Destiné aux étudiants de premier et deuxième cycle des études universitaires scientifiques comme aux candidats au CAPES de mathématiques, cet ouvrage traite de probabilités, de variables, de fonctions caractéristiques et de convergences.
Des rappels de cours sans démonstration sont suivis d'exercices, de problèmes et de corrigés.
The contributions in this proceedings volume offer a new perspective on the mathematical ties between France and Italy, and reveal how mathematical developments in these two countries affected one another. The focus is above all on the Peninsula's influence on French mathematicians, counterbalancing the historically predominant perception that French mathematics was a model for Italian mathematicians. In the process, the book details a subtle network of relations between the two countries, where mathematical exchanges fit into the changing and evolving framework of Italian political and academic structures. It reconsiders the issue of nationalities in all of its complexity, an aspect often neglected in research on the history of mathematics.
The works in this volume are selected contributions from a conference held in Lille and Lens (France) in November 2013 on Images of Italian Mathematics in France from Risorgimento to Fascism. The authors include respected historians of mathematics, philosophers of science, historians, and specialists for Italy and intellectual relations, ensuring the book will be of great interest to their peers.
Numerous scientists have taken part in the war effort during World War I, but few gave it the passionate energy of the prominent Italian mathematician Volterra. As a convinced supporter of the cause of Britain and France, he struggled vigorously to carry Italy into the war in May 1915 and then developed a frenetic activity to support the war effort, going himself to the front, even though he was 55. This activity found an adequate echo with his French colleagues Borel, Hadamard and Picard. The huge correspondence they exchanged during the war, gives an extraordinary view of these activities, and raises numerous fundamental questions about the role of a scientist, and particularly a mathematician during WW I. It also offers a vivid documentation about the intellectual life of the time ; Volterra's and Borel's circles in particular were extremely wide and the range of their interests was not limited to their field of specialization. The book proposes the complete transcription of the aforementioned correspondence, annotated with numerous footnotes to give details on the contents. It also offers a general historical introduction to the context of the letters and several complements on themes related to the academic exchanges between France and Italy during the war.

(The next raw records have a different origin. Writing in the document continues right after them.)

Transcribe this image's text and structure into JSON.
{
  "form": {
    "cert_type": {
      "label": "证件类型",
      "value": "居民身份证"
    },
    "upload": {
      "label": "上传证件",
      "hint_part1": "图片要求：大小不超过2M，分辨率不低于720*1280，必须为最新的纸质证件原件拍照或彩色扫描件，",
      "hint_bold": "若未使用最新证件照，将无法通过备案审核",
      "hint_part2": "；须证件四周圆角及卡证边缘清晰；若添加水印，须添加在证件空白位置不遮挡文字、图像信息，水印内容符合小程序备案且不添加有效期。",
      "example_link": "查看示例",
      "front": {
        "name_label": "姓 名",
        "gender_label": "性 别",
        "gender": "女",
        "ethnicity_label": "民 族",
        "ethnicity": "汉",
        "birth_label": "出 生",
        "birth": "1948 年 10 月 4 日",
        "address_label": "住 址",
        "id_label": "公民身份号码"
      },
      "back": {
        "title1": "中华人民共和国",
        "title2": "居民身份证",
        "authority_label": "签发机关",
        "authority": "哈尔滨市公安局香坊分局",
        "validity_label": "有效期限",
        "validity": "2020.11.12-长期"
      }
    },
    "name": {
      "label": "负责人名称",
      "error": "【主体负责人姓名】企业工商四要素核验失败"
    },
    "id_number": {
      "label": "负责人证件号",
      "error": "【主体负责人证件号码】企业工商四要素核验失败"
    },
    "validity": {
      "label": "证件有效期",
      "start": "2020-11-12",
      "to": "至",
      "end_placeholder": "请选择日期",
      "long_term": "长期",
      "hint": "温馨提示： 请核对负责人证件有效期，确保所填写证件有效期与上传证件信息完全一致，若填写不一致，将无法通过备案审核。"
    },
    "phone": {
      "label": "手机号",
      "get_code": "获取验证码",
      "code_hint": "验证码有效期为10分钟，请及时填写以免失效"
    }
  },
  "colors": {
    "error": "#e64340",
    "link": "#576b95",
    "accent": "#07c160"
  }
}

This book is a consequence of the international meeting organized in Marseilles in November 2018 devoted to the aftermath of the Great War for mathematical communities. It features selected original research presented at the meeting offering a new perspective on a period, the 1920s, not extensively considered by historiography.
After 1918, new countries were created, and borders of several others were modified. Territories were annexed while some countries lost entire regions. These territorial changes bear witness to the massive and varied upheavals with which European societies were confronted in the aftermath of the Great War. The reconfiguration of political Europe was accompanied by new alliances and a redistribution of trade - commercial, intellectual, artistic, military, and so on - which largely shaped international life during the interwar period. These changes also had an enormous impact on scientific life, not only in practice, but also in its organization and communication strategies.
The mathematical sciences, which from the late 19th century to the 1920s experienced a deep disciplinary evolution, were thus facing a double movement, internal and external, which led to a sustainable restructuring of research and teaching. Concomitantly, various areas such as topology, functional analysis, abstract algebra, logic or probability, among others, experienced exceptional development. This was accompanied by an explosion of new international or national associations of mathematicians with for instance the founding, in 1918, of the International Mathematical Union and the controversial creation of the International Research Council. Therefore, the central idea for the articulation of the various chapters of the book is to present case studies illustrating how in the aftermath of the war, many mathematicians had to organize their personal trajectories taking into account the evolution of the political, social and scientific environment which had taken place at the end of the conflict.
Comment les mathe´maticiens ont-ils mis leurs compe´tences, leurs connaissances et leur renomme´e au service de l'action militaire lors de diffe´rents conflits des XIXe et XXe sie`cles ?
Leur intervention a pu être de´cline´e de bien des fac¸ons et se faire de manie`re plus ou moins volontaire, et avec des convictions variables, allant de l'engagement total jusqu'au refus de toute compromission.
Le présent livre, issu d'un colloque tenu a` Paris en fe´vrier 2012 a` l'Institut des sciences de la communication du CNRS (ISCC), se concentre sur différents modes d'implication des mathe´maticiens dans les guerres des deux derniers sie`cles.